Advent begins four Sundays before Christmas and we mark it by decorating our home with a Christmas Tree and an Advent Wreath. Each of the four Sundays focuses on a theme starting with Hope, then Peace, then Joy, then Love. Every Sunday a candle in the Advent Wreath is lit for each theme and we take time to reflect on what the words mean to us.
Our Advent Wreath was bought from Ebony and Ivy in Glenbrook a few years ago, but you could easily make your own. You can use any pliable branches or greenery from the garden and place them in a circle on a large round tray or platter. In the middle of the wreath place four red candles (Hope, Peace, Joy and Love) and then a white candle in the centre. The white candle is called the Christ candle and is lit on Christmas day along with the other four. The Advent Wreath makes a beautiful centrepiece for any table.

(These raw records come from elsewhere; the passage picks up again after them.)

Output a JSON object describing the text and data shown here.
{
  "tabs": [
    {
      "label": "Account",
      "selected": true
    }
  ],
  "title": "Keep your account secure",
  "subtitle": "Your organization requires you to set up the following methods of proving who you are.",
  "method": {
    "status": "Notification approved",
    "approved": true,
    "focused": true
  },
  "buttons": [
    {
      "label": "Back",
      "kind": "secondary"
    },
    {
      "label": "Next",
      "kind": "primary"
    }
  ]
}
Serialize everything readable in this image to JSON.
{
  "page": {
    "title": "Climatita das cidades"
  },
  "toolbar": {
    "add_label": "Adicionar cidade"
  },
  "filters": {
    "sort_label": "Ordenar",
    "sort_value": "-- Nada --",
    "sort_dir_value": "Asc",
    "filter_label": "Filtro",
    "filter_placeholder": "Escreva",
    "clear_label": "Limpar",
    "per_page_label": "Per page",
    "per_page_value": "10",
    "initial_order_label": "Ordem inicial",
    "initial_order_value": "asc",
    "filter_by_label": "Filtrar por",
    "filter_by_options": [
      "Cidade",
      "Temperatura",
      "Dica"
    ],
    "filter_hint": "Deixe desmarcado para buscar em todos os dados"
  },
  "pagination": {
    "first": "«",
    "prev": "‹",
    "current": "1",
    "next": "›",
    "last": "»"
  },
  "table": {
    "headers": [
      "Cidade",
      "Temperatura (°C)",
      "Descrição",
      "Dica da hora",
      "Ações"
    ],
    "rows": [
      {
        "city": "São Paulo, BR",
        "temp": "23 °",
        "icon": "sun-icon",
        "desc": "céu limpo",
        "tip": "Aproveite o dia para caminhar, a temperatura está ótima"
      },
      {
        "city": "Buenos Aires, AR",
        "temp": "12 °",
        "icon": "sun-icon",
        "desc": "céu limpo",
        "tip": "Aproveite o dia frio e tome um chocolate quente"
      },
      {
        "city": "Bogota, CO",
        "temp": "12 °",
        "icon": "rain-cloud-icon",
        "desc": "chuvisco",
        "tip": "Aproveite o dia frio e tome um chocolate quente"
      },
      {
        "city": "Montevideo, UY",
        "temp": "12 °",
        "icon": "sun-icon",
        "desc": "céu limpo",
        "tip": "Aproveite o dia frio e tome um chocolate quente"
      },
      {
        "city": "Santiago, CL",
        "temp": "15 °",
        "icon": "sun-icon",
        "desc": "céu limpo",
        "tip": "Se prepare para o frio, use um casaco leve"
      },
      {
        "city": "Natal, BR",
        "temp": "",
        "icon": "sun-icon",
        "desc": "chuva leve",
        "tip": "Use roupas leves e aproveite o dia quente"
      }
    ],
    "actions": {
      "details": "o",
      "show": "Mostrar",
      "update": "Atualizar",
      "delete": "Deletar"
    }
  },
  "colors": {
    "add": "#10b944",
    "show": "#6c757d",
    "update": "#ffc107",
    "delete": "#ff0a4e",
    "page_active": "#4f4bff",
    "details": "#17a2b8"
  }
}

We also have a homemade Advent calendar of little cardboard boxes that count down the 24 days until Christmas. I write messages for each day and leave treats as well. My children are getting older but they still enjoy it.
We like having a Christmas tree and this year we found the loveliest tree made of woven vines and branches. Local artisan Branching Out Designs makes them here in the Blue Mountains and also runs workshops to show people how to make their own.
Here are some other options for eco-friendly Christmas Trees:
- A couple of large bare tree branches in a pot can look very chic and minimalist.
- Stack some of your favourite books in a tree formation.
- Make a tree shaped wall-hanging with branches and string.
- You could also buy a real potted tree each year and then find somewhere suitable to plant it. Getting a tree native to your area would be ideal.
- Also check out #ecochristmastree on Instagram for more ideas.
We had such fun decorating our tree today. Keeping decorations simple, spending less and being eco-friendly is important to me and thankfully my children are catching on. Here are some ideas:
- Instead of tinsel, make paper chains or bunting.
- Make your own wreath or garland from items in your garden.
- Make origami stars to hang on the tree or string some together.
- Felt is also an easy material for making tree ornaments.
- When buying ornaments or decorations look for those made from wood, ceramic, fabric, metal or paper.
- Buy local and fair trade!
One of the best decorations at Christmas is music. It sets the mood and reminds us about the Christmas stories and themes. There are many beautiful songs and compositions inspired by the Christmas season. Making a Christmas playlist is a great family activity.
Follow this link to listen to our Christmas compilation for 2019. https://open.spotify.com/playlist/4V0PSEpncXPQyUcV7Jj6tB
Today is the first Sunday of Advent and the theme is Hope. I have been listening to this beautiful song about Hope sung by Katie Noonan:
What does Hope mean to you and what do you hope for?